The more conveniences and luxuries available to a society, the higher the likelihood people will live beyond their means and accumulate debt. This is certainly the case in the United States, where 38 percent of households carry revolving credit card debt at an average balance of over $5,000.
What’s also rising is the number of delinquent accounts, defined as 30 days lapsing without a debtor making at least a minimum payment, increased from 2.49 percent to 2.54 percent as of 2018 Q4, per the Federal Reserve. The change is minor, but it brings to mind thoughts of zombie debt, and how many debtors in the U.S. might have it.
What Is Zombie Debt?
Zombie debt is time-barred debt, or debt that is past the statute of limitations. This means a creditor or debt collector can’t sue a debtor over an outstanding balance. “Zombie” comes into play because the debt can still follow a debtor, it’s just not alive…if you can prove it.
You Still Owe Money
No matter how long a debtor has carried a balance, they still owe it. This is an important fact for debtors to know as they deal with old balances. There’s nothing stopping creditors or debt collectors from going after a debt. The more time that has passed makes it less likely that they’ll pursue a balance, according to Freedom Debt Relief reviews. However, it also depends on the creditor or debt collector, the type of debt, and the size of the balance. A $1,200 medical bill doesn’t carry the same priority as a $30,000 credit card balance.
Handling Creditor and Collection Calls
If your debt has a chance of being a zombie, you’ve undoubtedly dealt with your fair share of collection calls and late payment mail. How have those interactions gone? If you’ve ever agreed to pay some of your balance or have contributed money towards it, the statute of limitations resets to that date.
Do You Have Records?
If at least a few years have passed since you’ve last made a payment on a balance, it’s a very real possibility that you could be protected under a statute of limitations. But even if your debt qualifies, the burden of proof is on you should get sued. Courts don’t keep track of consumer financial behavior. If you have a paper trail of payments or can go back through an online account to take screenshots, that’ll prove how much time has elapsed.

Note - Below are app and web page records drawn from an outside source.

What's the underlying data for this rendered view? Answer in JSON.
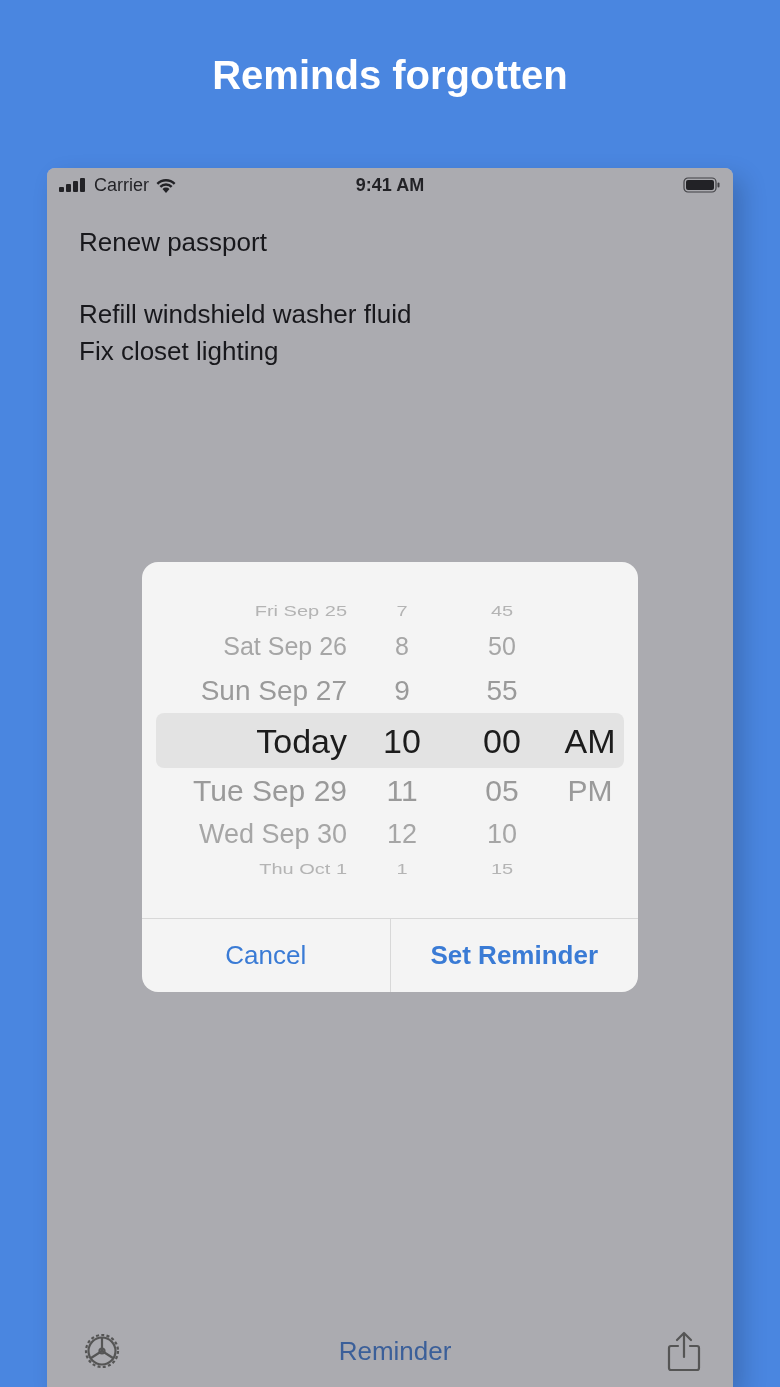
{
  "title": "Reminds forgotten",
  "status_bar": {
    "carrier": "Carrier",
    "time": "9:41 AM"
  },
  "notes": [
    {
      "lines": [
        "Renew passport"
      ]
    },
    {
      "lines": [
        "Refill windshield washer fluid",
        "Fix closet lighting"
      ]
    }
  ],
  "picker": {
    "columns": [
      {
        "items": [
          {
            "label": "Fri Sep 25",
            "selected": false
          },
          {
            "label": "Sat Sep 26",
            "selected": false
          },
          {
            "label": "Sun Sep 27",
            "selected": false
          },
          {
            "label": "Today",
            "selected": true
          },
          {
            "label": "Tue Sep 29",
            "selected": false
          },
          {
            "label": "Wed Sep 30",
            "selected": false
          },
          {
            "label": "Thu Oct 1",
            "selected": false
          }
        ]
      },
      {
        "items": [
          {
            "label": "7",
            "selected": false
          },
          {
            "label": "8",
            "selected": false
          },
          {
            "label": "9",
            "selected": false
          },
          {
            "label": "10",
            "selected": true
          },
          {
            "label": "11",
            "selected": false
          },
          {
            "label": "12",
            "selected": false
          },
          {
            "label": "1",
            "selected": false
          }
        ]
      },
      {
        "items": [
          {
            "label": "45",
            "selected": false
          },
          {
            "label": "50",
            "selected": false
          },
          {
            "label": "55",
            "selected": false
          },
          {
            "label": "00",
            "selected": true
          },
          {
            "label": "05",
            "selected": false
          },
          {
            "label": "10",
            "selected": false
          },
          {
            "label": "15",
            "selected": false
          }
        ]
      },
      {
        "items": [
          {
            "label": "AM",
            "selected": true
          },
          {
            "label": "PM",
            "selected": false
          }
        ]
      }
    ]
  },
  "buttons": [
    {
      "label": "Cancel",
      "kind": "secondary"
    },
    {
      "label": "Set Reminder",
      "kind": "primary"
    }
  ],
  "toolbar": {
    "title": "Reminder"
  }
}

In addition to being able to verify the date of your last payment, it helps to have access to the original clause or terms of the debt. It’s possible that the statute of limitations in the contract is different than the one you live in or where your creditor resides. Since many debtors don’t have access to this information, it’s difficult to know for sure if a statute offers protection from legal events.

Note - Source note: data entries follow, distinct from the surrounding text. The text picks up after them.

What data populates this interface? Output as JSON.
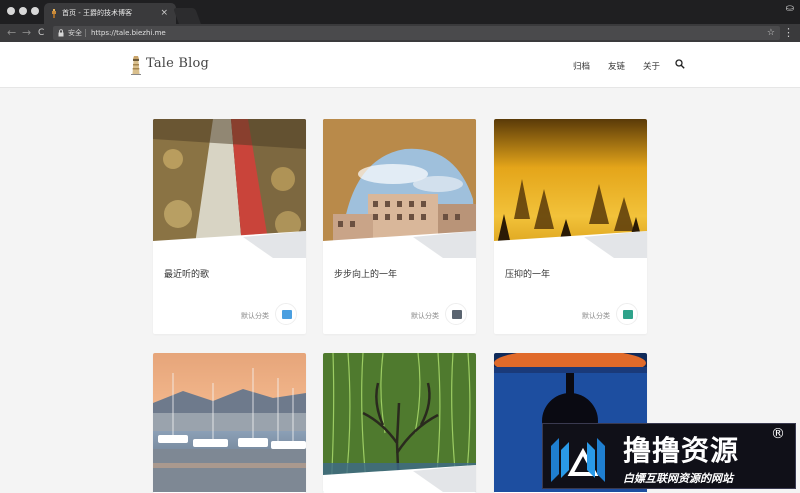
{
  "browser": {
    "tab_title": "首页 - 王爵的技术博客",
    "tab_close": "×",
    "secure_label": "安全",
    "url": "https://tale.biezhi.me",
    "back": "←",
    "forward": "→",
    "reload": "C",
    "star": "☆",
    "menu": "⋮",
    "incognito": "⛀"
  },
  "site": {
    "logo_text": "Tale Blog",
    "nav": [
      "归档",
      "友链",
      "关于"
    ]
  },
  "posts": [
    {
      "title": "最近听的歌",
      "category": "默认分类",
      "badge_color": "#4b9fe0"
    },
    {
      "title": "步步向上的一年",
      "category": "默认分类",
      "badge_color": "#5a6470"
    },
    {
      "title": "压抑的一年",
      "category": "默认分类",
      "badge_color": "#2fa38b"
    },
    {
      "title": "",
      "category": ""
    },
    {
      "title": "",
      "category": ""
    },
    {
      "title": "",
      "category": ""
    }
  ],
  "watermark": {
    "title": "撸撸资源",
    "reg": "®",
    "subtitle": "白嫖互联网资源的网站"
  }
}
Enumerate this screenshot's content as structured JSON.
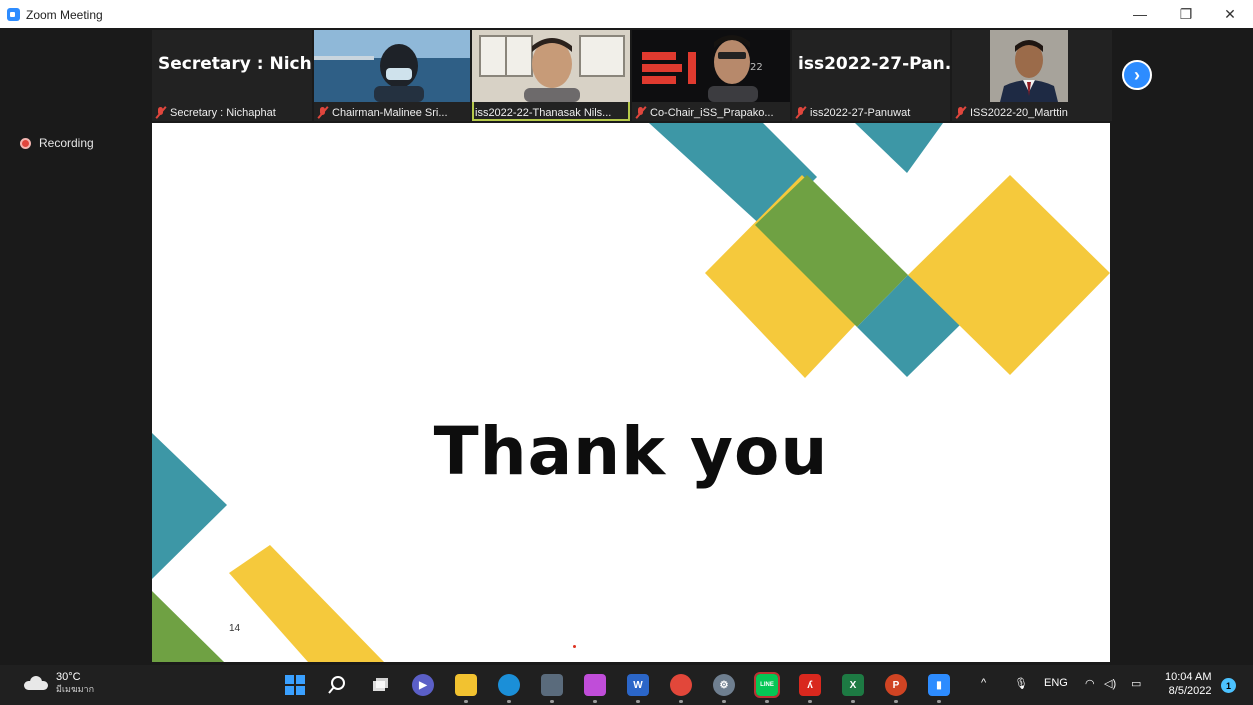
{
  "window": {
    "title": "Zoom Meeting",
    "minimize_glyph": "—",
    "restore_glyph": "❐",
    "close_glyph": "✕"
  },
  "participants": [
    {
      "display": "namecard",
      "namecard_text": "Secretary : Nich...",
      "label": "Secretary : Nichaphat",
      "muted": true
    },
    {
      "display": "video",
      "label": "Chairman-Malinee Sri...",
      "muted": true
    },
    {
      "display": "video",
      "label": "iss2022-22-Thanasak Nils...",
      "muted": false,
      "active_speaker": true
    },
    {
      "display": "video",
      "label": "Co-Chair_iSS_Prapako...",
      "muted": true
    },
    {
      "display": "namecard",
      "namecard_text": "iss2022-27-Pan...",
      "label": "iss2022-27-Panuwat",
      "muted": true
    },
    {
      "display": "video",
      "label": "ISS2022-20_Marttin",
      "muted": true
    }
  ],
  "next_page_glyph": "›",
  "recording": {
    "label": "Recording"
  },
  "slide": {
    "heading": "Thank you",
    "page_number": "14",
    "colors": {
      "teal": "#3d97a6",
      "green": "#6fa143",
      "yellow": "#f5c93c"
    }
  },
  "taskbar": {
    "weather": {
      "temp": "30°C",
      "condition": "มีเมฆมาก"
    },
    "apps": [
      {
        "name": "start-icon"
      },
      {
        "name": "search-icon"
      },
      {
        "name": "task-view-icon"
      },
      {
        "name": "teams-chat-icon"
      },
      {
        "name": "file-explorer-icon"
      },
      {
        "name": "edge-icon"
      },
      {
        "name": "calculator-icon"
      },
      {
        "name": "snipping-tool-icon"
      },
      {
        "name": "word-icon",
        "text": "W"
      },
      {
        "name": "chrome-icon"
      },
      {
        "name": "settings-icon"
      },
      {
        "name": "line-icon",
        "text": "LINE"
      },
      {
        "name": "acrobat-icon"
      },
      {
        "name": "excel-icon",
        "text": "X"
      },
      {
        "name": "powerpoint-icon",
        "text": "P"
      },
      {
        "name": "zoom-icon"
      }
    ],
    "tray": {
      "language": "ENG",
      "chevron": "^"
    },
    "clock": {
      "time": "10:04 AM",
      "date": "8/5/2022"
    },
    "notifications": "1"
  }
}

What Is the Statute of Limitation on Your Debt?
If you’ve kept good records, you can find out if your debt is defunct very quickly. The three things that determine your fate are the state the debt applies to, the type of debt it is, and the contract signed.
The Balance breaks down the categories of debt as oral agreements, written contracts, promissory notes, and open-ended accounts. Promissory notes could be student loans and mortgages. Open accounts may be credit cards. They also list the statute of limitations for every state and type of debt.
If you live in Louisiana or Kentucky, Rhode Island, Wyoming, you might be in trouble. These states have the longest collective statute of limitations across the four different types of debts. The good news is that if you have credit card debt, there’s a good chance you’re in the clear. Half of all states have a statute of limitations of either three or four years for open-ended accounts. The majority of remaining states mandate statutes from 5–6 years. If you have a debt pertaining to Wyoming (8 years) or Rhode Island (10 years), I’m sorry to say that it’s probably alive and well.
Zombie debt can come back to bite us if we’re not careful. Treating creditor and collection interactions with caution, keeping detailed records of accounts, and knowing the statute of limitations on any outstanding balances helps us to avoid the terrors of zombie debt.